It is his previous resurrection in Athens that has inspired the move to Russia now. Cisse believes -- not unreasonably -- that visibility in European competition with Kuban, and scoring goals in that environment, is the only way he has any hope of catching Didier Deschamps' attention. It is an admirable, if devoutly optimistic, point of view, but making a dent in the Europa League is important to him.
Cisse has other reasons to relish this return to British shores. His heart-on-sleeve style always appeared perfectly forged for the Premier League, and he adapted well on a personal level too, meeting his English (now-former) wife during his time at Liverpool, also the mother of his three youngest children. England was also where he famously acquired the title Lord of the Manor of Frodsham on purchasing his country estate in the north-west -- he subsequently garnered plaudits from animal rights groups by banning the Cheshire Forest Hunt from riding on his land.
His best is not so far in the past. While Premier League fans' most recent memory of Cisse might be of Harry Redknapp preferring to go without a senior striker than persevere with him -- then sending him out on loan to Al-Gharafa in Qatar -- the Frenchman's immediate impact at Loftus Road should not be forgotten. His six goals in eight games ultimately helped QPR stay up in 2011-12.

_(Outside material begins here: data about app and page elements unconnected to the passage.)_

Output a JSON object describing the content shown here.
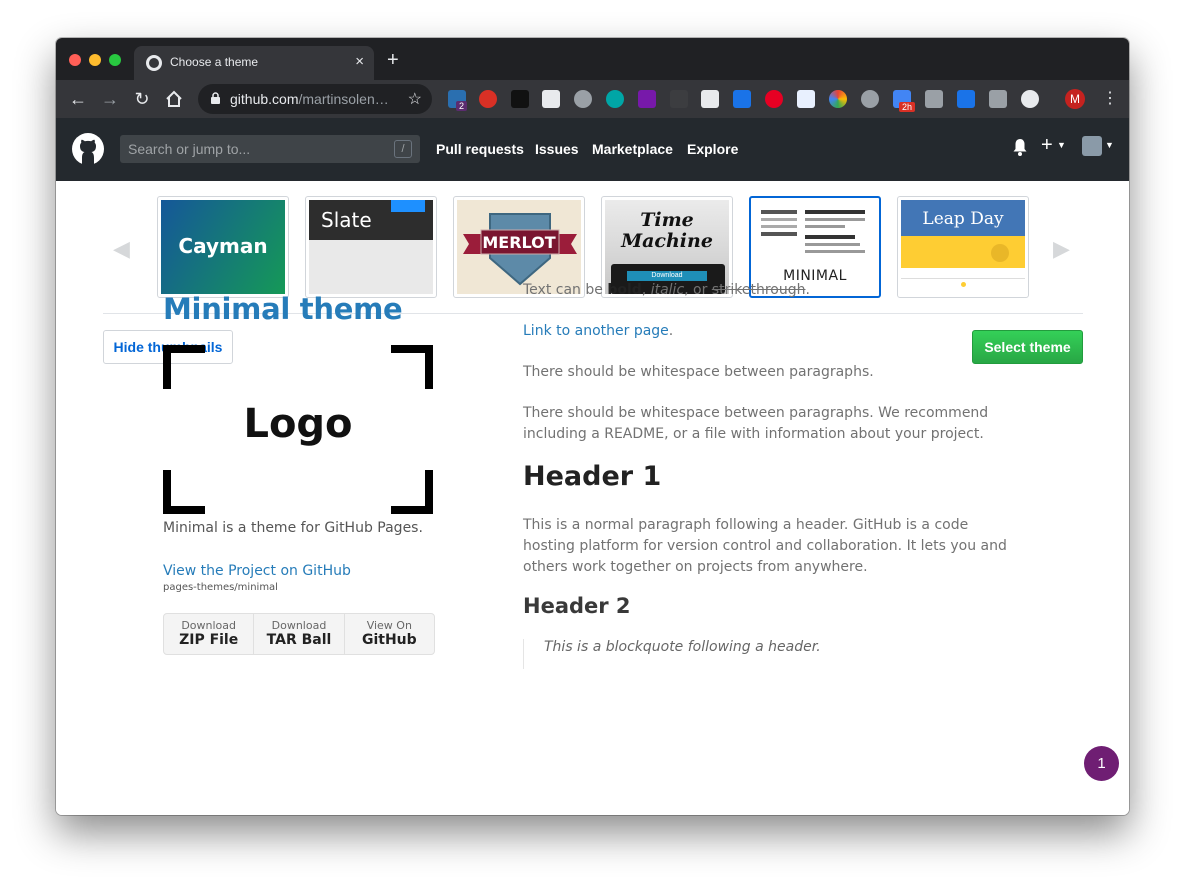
{
  "browser": {
    "tab_title": "Choose a theme",
    "tab_close": "×",
    "new_tab": "+",
    "url_host": "github.com",
    "url_path": "/martinsolen…",
    "profile_initial": "M",
    "ext_badges": {
      "ghostery": "2",
      "gmail": "2h"
    }
  },
  "github": {
    "search_placeholder": "Search or jump to...",
    "search_shortcut": "/",
    "nav": [
      "Pull requests",
      "Issues",
      "Marketplace",
      "Explore"
    ]
  },
  "themes": {
    "items": [
      {
        "name": "Cayman",
        "selected": false
      },
      {
        "name": "Slate",
        "selected": false
      },
      {
        "name": "MERLOT",
        "selected": false
      },
      {
        "name": "Time Machine",
        "sub": "Download",
        "selected": false
      },
      {
        "name": "MINIMAL",
        "selected": true
      },
      {
        "name": "Leap Day",
        "selected": false
      }
    ],
    "hide_button": "Hide thumbnails",
    "select_button": "Select theme"
  },
  "preview": {
    "title": "Minimal theme",
    "logo": "Logo",
    "description": "Minimal is a theme for GitHub Pages.",
    "project_link": "View the Project on GitHub",
    "project_path": "pages-themes/minimal",
    "downloads": [
      {
        "small": "Download",
        "big": "ZIP File"
      },
      {
        "small": "Download",
        "big": "TAR Ball"
      },
      {
        "small": "View On",
        "big": "GitHub"
      }
    ],
    "text_intro": "Text can be ",
    "text_bold": "bold",
    "text_comma1": ", ",
    "text_italic": "italic",
    "text_or": ", or ",
    "text_strike": "strikethrough",
    "text_period": ".",
    "link": "Link to another page",
    "para1": "There should be whitespace between paragraphs.",
    "para2": "There should be whitespace between paragraphs. We recommend including a README, or a file with information about your project.",
    "header1": "Header 1",
    "para3": "This is a normal paragraph following a header. GitHub is a code hosting platform for version control and collaboration. It lets you and others work together on projects from anywhere.",
    "header2": "Header 2",
    "blockquote": "This is a blockquote following a header."
  },
  "notification_count": "1"
}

It has not been plain sailing for Cisse in Russia, as he dips in and out of a starting line-up rocked by the rapid sacking of coach Dorinel Munteanu, and arriving in Wales from a defeat at Dinamo Moscow that saw Kuban finish with nine men. Yet if Kuban can absorb their French striker's penchant for the unlikely comeback, Swansea could yet encounter a few bumps on the road to qualification for the knockout rounds.